[Data about app and page elements]
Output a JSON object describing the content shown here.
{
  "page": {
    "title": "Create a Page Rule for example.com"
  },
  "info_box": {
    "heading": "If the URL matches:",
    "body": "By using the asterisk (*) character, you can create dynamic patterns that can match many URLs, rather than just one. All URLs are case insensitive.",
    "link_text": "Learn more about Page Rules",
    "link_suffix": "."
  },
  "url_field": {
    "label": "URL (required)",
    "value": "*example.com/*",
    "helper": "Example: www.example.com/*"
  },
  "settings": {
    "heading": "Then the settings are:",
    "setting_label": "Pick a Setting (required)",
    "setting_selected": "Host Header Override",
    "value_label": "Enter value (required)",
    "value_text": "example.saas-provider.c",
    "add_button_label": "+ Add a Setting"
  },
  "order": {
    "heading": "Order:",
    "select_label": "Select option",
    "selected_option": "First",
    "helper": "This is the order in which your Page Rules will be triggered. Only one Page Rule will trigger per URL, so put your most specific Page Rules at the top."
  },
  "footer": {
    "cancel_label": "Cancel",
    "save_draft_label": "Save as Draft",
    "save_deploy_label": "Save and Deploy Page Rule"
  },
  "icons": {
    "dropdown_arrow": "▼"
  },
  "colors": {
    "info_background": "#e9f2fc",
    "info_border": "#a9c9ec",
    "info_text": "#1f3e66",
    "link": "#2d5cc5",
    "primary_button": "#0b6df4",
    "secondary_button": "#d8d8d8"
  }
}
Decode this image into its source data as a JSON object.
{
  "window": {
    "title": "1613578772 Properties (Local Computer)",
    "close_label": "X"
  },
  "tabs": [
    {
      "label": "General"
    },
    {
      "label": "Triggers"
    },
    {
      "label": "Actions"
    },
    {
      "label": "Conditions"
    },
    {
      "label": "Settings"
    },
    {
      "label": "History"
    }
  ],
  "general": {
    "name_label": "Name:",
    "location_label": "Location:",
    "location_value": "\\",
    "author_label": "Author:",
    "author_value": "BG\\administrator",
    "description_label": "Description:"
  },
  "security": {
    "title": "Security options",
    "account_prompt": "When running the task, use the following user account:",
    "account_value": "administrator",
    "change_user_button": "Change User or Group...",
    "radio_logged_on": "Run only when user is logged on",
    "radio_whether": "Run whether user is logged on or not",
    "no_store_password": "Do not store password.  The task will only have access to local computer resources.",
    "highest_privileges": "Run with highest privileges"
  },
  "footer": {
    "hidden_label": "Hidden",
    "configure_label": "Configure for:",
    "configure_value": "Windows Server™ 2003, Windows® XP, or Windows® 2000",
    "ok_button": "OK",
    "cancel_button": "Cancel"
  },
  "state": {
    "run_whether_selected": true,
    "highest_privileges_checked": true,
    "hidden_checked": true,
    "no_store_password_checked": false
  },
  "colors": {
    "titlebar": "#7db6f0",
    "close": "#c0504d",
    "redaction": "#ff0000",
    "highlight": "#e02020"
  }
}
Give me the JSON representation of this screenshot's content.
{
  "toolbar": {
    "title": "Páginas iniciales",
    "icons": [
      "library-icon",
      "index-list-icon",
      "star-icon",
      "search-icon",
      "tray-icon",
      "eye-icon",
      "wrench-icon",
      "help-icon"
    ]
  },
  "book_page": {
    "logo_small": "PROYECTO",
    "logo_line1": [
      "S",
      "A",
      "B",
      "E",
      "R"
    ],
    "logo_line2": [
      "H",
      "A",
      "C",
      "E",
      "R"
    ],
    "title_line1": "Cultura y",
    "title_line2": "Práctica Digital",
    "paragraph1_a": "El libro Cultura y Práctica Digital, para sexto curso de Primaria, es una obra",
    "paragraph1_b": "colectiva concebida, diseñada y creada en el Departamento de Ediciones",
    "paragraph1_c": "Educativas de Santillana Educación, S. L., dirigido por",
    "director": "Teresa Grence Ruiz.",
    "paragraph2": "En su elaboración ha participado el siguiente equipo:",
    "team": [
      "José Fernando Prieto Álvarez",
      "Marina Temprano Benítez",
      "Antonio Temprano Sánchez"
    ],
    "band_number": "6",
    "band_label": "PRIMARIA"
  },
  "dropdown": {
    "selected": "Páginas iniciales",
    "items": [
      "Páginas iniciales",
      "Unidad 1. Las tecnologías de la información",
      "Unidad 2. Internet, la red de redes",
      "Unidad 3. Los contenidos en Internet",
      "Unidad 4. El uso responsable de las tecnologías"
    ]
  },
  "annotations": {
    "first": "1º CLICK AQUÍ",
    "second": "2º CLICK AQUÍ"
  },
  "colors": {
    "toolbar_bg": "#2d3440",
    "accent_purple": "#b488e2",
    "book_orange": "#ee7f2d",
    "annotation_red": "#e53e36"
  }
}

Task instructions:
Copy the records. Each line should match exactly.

Output:
Output a JSON object describing the content shown here.
{
  "page": {
    "title": "Create a Page Rule for example.com"
  },
  "info_box": {
    "heading": "If the URL matches:",
    "body": "By using the asterisk (*) character, you can create dynamic patterns that can match many URLs, rather than just one. All URLs are case insensitive.",
    "link_text": "Learn more about Page Rules",
    "link_suffix": "."
  },
  "url_field": {
    "label": "URL (required)",
    "value": "*example.com/*",
    "helper": "Example: www.example.com/*"
  },
  "settings": {
    "heading": "Then the settings are:",
    "setting_label": "Pick a Setting (required)",
    "setting_selected": "Host Header Override",
    "value_label": "Enter value (required)",
    "value_text": "example.saas-provider.c",
    "add_button_label": "+ Add a Setting"
  },
  "order": {
    "heading": "Order:",
    "select_label": "Select option",
    "selected_option": "First",
    "helper": "This is the order in which your Page Rules will be triggered. Only one Page Rule will trigger per URL, so put your most specific Page Rules at the top."
  },
  "footer": {
    "cancel_label": "Cancel",
    "save_draft_label": "Save as Draft",
    "save_deploy_label": "Save and Deploy Page Rule"
  },
  "icons": {
    "dropdown_arrow": "▼"
  },
  "colors": {
    "info_background": "#e9f2fc",
    "info_border": "#a9c9ec",
    "info_text": "#1f3e66",
    "link": "#2d5cc5",
    "primary_button": "#0b6df4",
    "secondary_button": "#d8d8d8"
  }
}
Decode this image into its source data as a JSON object.
{
  "window": {
    "title": "1613578772 Properties (Local Computer)",
    "close_label": "X"
  },
  "tabs": [
    {
      "label": "General"
    },
    {
      "label": "Triggers"
    },
    {
      "label": "Actions"
    },
    {
      "label": "Conditions"
    },
    {
      "label": "Settings"
    },
    {
      "label": "History"
    }
  ],
  "general": {
    "name_label": "Name:",
    "location_label": "Location:",
    "location_value": "\\",
    "author_label": "Author:",
    "author_value": "BG\\administrator",
    "description_label": "Description:"
  },
  "security": {
    "title": "Security options",
    "account_prompt": "When running the task, use the following user account:",
    "account_value": "administrator",
    "change_user_button": "Change User or Group...",
    "radio_logged_on": "Run only when user is logged on",
    "radio_whether": "Run whether user is logged on or not",
    "no_store_password": "Do not store password.  The task will only have access to local computer resources.",
    "highest_privileges": "Run with highest privileges"
  },
  "footer": {
    "hidden_label": "Hidden",
    "configure_label": "Configure for:",
    "configure_value": "Windows Server™ 2003, Windows® XP, or Windows® 2000",
    "ok_button": "OK",
    "cancel_button": "Cancel"
  },
  "state": {
    "run_whether_selected": true,
    "highest_privileges_checked": true,
    "hidden_checked": true,
    "no_store_password_checked": false
  },
  "colors": {
    "titlebar": "#7db6f0",
    "close": "#c0504d",
    "redaction": "#ff0000",
    "highlight": "#e02020"
  }
}
Give me the JSON representation of this screenshot's content.
{
  "toolbar": {
    "title": "Páginas iniciales",
    "icons": [
      "library-icon",
      "index-list-icon",
      "star-icon",
      "search-icon",
      "tray-icon",
      "eye-icon",
      "wrench-icon",
      "help-icon"
    ]
  },
  "book_page": {
    "logo_small": "PROYECTO",
    "logo_line1": [
      "S",
      "A",
      "B",
      "E",
      "R"
    ],
    "logo_line2": [
      "H",
      "A",
      "C",
      "E",
      "R"
    ],
    "title_line1": "Cultura y",
    "title_line2": "Práctica Digital",
    "paragraph1_a": "El libro Cultura y Práctica Digital, para sexto curso de Primaria, es una obra",
    "paragraph1_b": "colectiva concebida, diseñada y creada en el Departamento de Ediciones",
    "paragraph1_c": "Educativas de Santillana Educación, S. L., dirigido por",
    "director": "Teresa Grence Ruiz.",
    "paragraph2": "En su elaboración ha participado el siguiente equipo:",
    "team": [
      "José Fernando Prieto Álvarez",
      "Marina Temprano Benítez",
      "Antonio Temprano Sánchez"
    ],
    "band_number": "6",
    "band_label": "PRIMARIA"
  },
  "dropdown": {
    "selected": "Páginas iniciales",
    "items": [
      "Páginas iniciales",
      "Unidad 1. Las tecnologías de la información",
      "Unidad 2. Internet, la red de redes",
      "Unidad 3. Los contenidos en Internet",
      "Unidad 4. El uso responsable de las tecnologías"
    ]
  },
  "annotations": {
    "first": "1º CLICK AQUÍ",
    "second": "2º CLICK AQUÍ"
  },
  "colors": {
    "toolbar_bg": "#2d3440",
    "accent_purple": "#b488e2",
    "book_orange": "#ee7f2d",
    "annotation_red": "#e53e36"
  }
}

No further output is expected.